● WHAT YOU NEED TO DO: Repeat the full listing, word for word.

● INPUT DATA:
----------

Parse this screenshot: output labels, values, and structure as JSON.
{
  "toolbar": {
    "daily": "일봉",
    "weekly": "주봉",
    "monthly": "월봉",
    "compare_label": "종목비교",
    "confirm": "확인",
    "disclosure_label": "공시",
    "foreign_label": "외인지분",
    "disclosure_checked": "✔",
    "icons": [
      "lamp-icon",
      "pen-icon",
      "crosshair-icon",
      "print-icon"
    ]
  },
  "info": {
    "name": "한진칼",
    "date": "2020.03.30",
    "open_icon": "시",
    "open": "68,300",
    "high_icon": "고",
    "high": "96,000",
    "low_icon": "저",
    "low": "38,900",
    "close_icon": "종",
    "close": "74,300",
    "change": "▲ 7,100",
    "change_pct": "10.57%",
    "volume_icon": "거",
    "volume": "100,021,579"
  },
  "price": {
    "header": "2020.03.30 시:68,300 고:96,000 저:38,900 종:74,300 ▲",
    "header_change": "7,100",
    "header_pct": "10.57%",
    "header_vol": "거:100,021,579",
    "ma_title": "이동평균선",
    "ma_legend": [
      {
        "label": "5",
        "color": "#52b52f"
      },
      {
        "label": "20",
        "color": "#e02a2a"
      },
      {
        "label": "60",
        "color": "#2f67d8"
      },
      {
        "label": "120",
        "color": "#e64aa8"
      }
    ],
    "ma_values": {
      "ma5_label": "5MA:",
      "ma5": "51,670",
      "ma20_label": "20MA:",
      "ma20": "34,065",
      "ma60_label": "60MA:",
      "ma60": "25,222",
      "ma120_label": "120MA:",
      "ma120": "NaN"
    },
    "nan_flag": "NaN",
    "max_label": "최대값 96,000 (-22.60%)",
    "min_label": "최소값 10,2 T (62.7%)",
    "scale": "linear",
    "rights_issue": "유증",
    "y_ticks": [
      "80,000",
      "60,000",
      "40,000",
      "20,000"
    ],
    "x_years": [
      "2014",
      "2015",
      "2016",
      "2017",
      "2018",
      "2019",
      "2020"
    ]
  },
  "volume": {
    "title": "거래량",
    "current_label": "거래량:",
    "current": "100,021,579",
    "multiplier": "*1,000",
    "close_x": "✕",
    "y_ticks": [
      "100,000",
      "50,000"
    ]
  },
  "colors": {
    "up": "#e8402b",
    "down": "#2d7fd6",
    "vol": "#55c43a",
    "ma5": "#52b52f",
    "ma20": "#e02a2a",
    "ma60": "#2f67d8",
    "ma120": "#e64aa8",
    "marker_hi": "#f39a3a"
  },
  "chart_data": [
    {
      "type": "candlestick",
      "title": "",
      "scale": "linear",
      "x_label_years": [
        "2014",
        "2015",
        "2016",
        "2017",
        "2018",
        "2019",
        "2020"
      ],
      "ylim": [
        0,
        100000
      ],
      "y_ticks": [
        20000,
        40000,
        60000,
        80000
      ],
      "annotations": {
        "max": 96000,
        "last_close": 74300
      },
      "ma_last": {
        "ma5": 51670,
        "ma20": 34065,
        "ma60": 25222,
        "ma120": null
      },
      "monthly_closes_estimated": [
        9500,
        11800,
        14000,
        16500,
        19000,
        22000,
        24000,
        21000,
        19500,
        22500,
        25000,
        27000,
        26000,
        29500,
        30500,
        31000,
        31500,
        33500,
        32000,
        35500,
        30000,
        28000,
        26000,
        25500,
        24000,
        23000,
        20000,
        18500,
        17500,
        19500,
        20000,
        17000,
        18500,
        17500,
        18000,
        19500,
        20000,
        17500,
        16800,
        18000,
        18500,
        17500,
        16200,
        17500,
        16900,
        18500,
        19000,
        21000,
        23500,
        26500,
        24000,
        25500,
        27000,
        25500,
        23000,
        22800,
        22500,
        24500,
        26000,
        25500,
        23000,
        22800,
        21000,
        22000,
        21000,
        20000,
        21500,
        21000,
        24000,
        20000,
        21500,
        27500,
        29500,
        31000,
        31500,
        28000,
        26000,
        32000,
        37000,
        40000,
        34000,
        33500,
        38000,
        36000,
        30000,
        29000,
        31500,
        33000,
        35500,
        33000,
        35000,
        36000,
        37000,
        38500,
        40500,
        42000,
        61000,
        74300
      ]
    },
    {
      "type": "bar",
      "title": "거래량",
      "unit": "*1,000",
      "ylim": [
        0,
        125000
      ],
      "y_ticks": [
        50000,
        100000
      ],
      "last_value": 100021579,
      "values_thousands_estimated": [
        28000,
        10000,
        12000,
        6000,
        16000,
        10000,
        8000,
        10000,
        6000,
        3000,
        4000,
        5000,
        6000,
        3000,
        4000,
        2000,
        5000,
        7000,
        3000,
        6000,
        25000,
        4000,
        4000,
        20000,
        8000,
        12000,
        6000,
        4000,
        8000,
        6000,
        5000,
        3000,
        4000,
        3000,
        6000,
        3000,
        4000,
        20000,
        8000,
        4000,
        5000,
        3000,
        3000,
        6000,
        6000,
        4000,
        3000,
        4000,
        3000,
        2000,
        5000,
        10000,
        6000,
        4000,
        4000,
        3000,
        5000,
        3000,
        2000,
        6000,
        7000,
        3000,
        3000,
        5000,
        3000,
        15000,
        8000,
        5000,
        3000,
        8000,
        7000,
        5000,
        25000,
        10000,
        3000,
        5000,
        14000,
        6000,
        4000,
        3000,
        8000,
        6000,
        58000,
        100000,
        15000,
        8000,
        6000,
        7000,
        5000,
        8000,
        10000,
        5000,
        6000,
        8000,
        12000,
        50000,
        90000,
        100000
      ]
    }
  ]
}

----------

● ANSWER TO THE EXERCISE:
Parse this screenshot: output labels, values, and structure as JSON.
{
  "toolbar": {
    "daily": "일봉",
    "weekly": "주봉",
    "monthly": "월봉",
    "compare_label": "종목비교",
    "confirm": "확인",
    "disclosure_label": "공시",
    "foreign_label": "외인지분",
    "disclosure_checked": "✔",
    "icons": [
      "lamp-icon",
      "pen-icon",
      "crosshair-icon",
      "print-icon"
    ]
  },
  "info": {
    "name": "한진칼",
    "date": "2020.03.30",
    "open_icon": "시",
    "open": "68,300",
    "high_icon": "고",
    "high": "96,000",
    "low_icon": "저",
    "low": "38,900",
    "close_icon": "종",
    "close": "74,300",
    "change": "▲ 7,100",
    "change_pct": "10.57%",
    "volume_icon": "거",
    "volume": "100,021,579"
  },
  "price": {
    "header": "2020.03.30 시:68,300 고:96,000 저:38,900 종:74,300 ▲",
    "header_change": "7,100",
    "header_pct": "10.57%",
    "header_vol": "거:100,021,579",
    "ma_title": "이동평균선",
    "ma_legend": [
      {
        "label": "5",
        "color": "#52b52f"
      },
      {
        "label": "20",
        "color": "#e02a2a"
      },
      {
        "label": "60",
        "color": "#2f67d8"
      },
      {
        "label": "120",
        "color": "#e64aa8"
      }
    ],
    "ma_values": {
      "ma5_label": "5MA:",
      "ma5": "51,670",
      "ma20_label": "20MA:",
      "ma20": "34,065",
      "ma60_label": "60MA:",
      "ma60": "25,222",
      "ma120_label": "120MA:",
      "ma120": "NaN"
    },
    "nan_flag": "NaN",
    "max_label": "최대값 96,000 (-22.60%)",
    "min_label": "최소값 10,2 T (62.7%)",
    "scale": "linear",
    "rights_issue": "유증",
    "y_ticks": [
      "80,000",
      "60,000",
      "40,000",
      "20,000"
    ],
    "x_years": [
      "2014",
      "2015",
      "2016",
      "2017",
      "2018",
      "2019",
      "2020"
    ]
  },
  "volume": {
    "title": "거래량",
    "current_label": "거래량:",
    "current": "100,021,579",
    "multiplier": "*1,000",
    "close_x": "✕",
    "y_ticks": [
      "100,000",
      "50,000"
    ]
  },
  "colors": {
    "up": "#e8402b",
    "down": "#2d7fd6",
    "vol": "#55c43a",
    "ma5": "#52b52f",
    "ma20": "#e02a2a",
    "ma60": "#2f67d8",
    "ma120": "#e64aa8",
    "marker_hi": "#f39a3a"
  },
  "chart_data": [
    {
      "type": "candlestick",
      "title": "",
      "scale": "linear",
      "x_label_years": [
        "2014",
        "2015",
        "2016",
        "2017",
        "2018",
        "2019",
        "2020"
      ],
      "ylim": [
        0,
        100000
      ],
      "y_ticks": [
        20000,
        40000,
        60000,
        80000
      ],
      "annotations": {
        "max": 96000,
        "last_close": 74300
      },
      "ma_last": {
        "ma5": 51670,
        "ma20": 34065,
        "ma60": 25222,
        "ma120": null
      },
      "monthly_closes_estimated": [
        9500,
        11800,
        14000,
        16500,
        19000,
        22000,
        24000,
        21000,
        19500,
        22500,
        25000,
        27000,
        26000,
        29500,
        30500,
        31000,
        31500,
        33500,
        32000,
        35500,
        30000,
        28000,
        26000,
        25500,
        24000,
        23000,
        20000,
        18500,
        17500,
        19500,
        20000,
        17000,
        18500,
        17500,
        18000,
        19500,
        20000,
        17500,
        16800,
        18000,
        18500,
        17500,
        16200,
        17500,
        16900,
        18500,
        19000,
        21000,
        23500,
        26500,
        24000,
        25500,
        27000,
        25500,
        23000,
        22800,
        22500,
        24500,
        26000,
        25500,
        23000,
        22800,
        21000,
        22000,
        21000,
        20000,
        21500,
        21000,
        24000,
        20000,
        21500,
        27500,
        29500,
        31000,
        31500,
        28000,
        26000,
        32000,
        37000,
        40000,
        34000,
        33500,
        38000,
        36000,
        30000,
        29000,
        31500,
        33000,
        35500,
        33000,
        35000,
        36000,
        37000,
        38500,
        40500,
        42000,
        61000,
        74300
      ]
    },
    {
      "type": "bar",
      "title": "거래량",
      "unit": "*1,000",
      "ylim": [
        0,
        125000
      ],
      "y_ticks": [
        50000,
        100000
      ],
      "last_value": 100021579,
      "values_thousands_estimated": [
        28000,
        10000,
        12000,
        6000,
        16000,
        10000,
        8000,
        10000,
        6000,
        3000,
        4000,
        5000,
        6000,
        3000,
        4000,
        2000,
        5000,
        7000,
        3000,
        6000,
        25000,
        4000,
        4000,
        20000,
        8000,
        12000,
        6000,
        4000,
        8000,
        6000,
        5000,
        3000,
        4000,
        3000,
        6000,
        3000,
        4000,
        20000,
        8000,
        4000,
        5000,
        3000,
        3000,
        6000,
        6000,
        4000,
        3000,
        4000,
        3000,
        2000,
        5000,
        10000,
        6000,
        4000,
        4000,
        3000,
        5000,
        3000,
        2000,
        6000,
        7000,
        3000,
        3000,
        5000,
        3000,
        15000,
        8000,
        5000,
        3000,
        8000,
        7000,
        5000,
        25000,
        10000,
        3000,
        5000,
        14000,
        6000,
        4000,
        3000,
        8000,
        6000,
        58000,
        100000,
        15000,
        8000,
        6000,
        7000,
        5000,
        8000,
        10000,
        5000,
        6000,
        8000,
        12000,
        50000,
        90000,
        100000
      ]
    }
  ]
}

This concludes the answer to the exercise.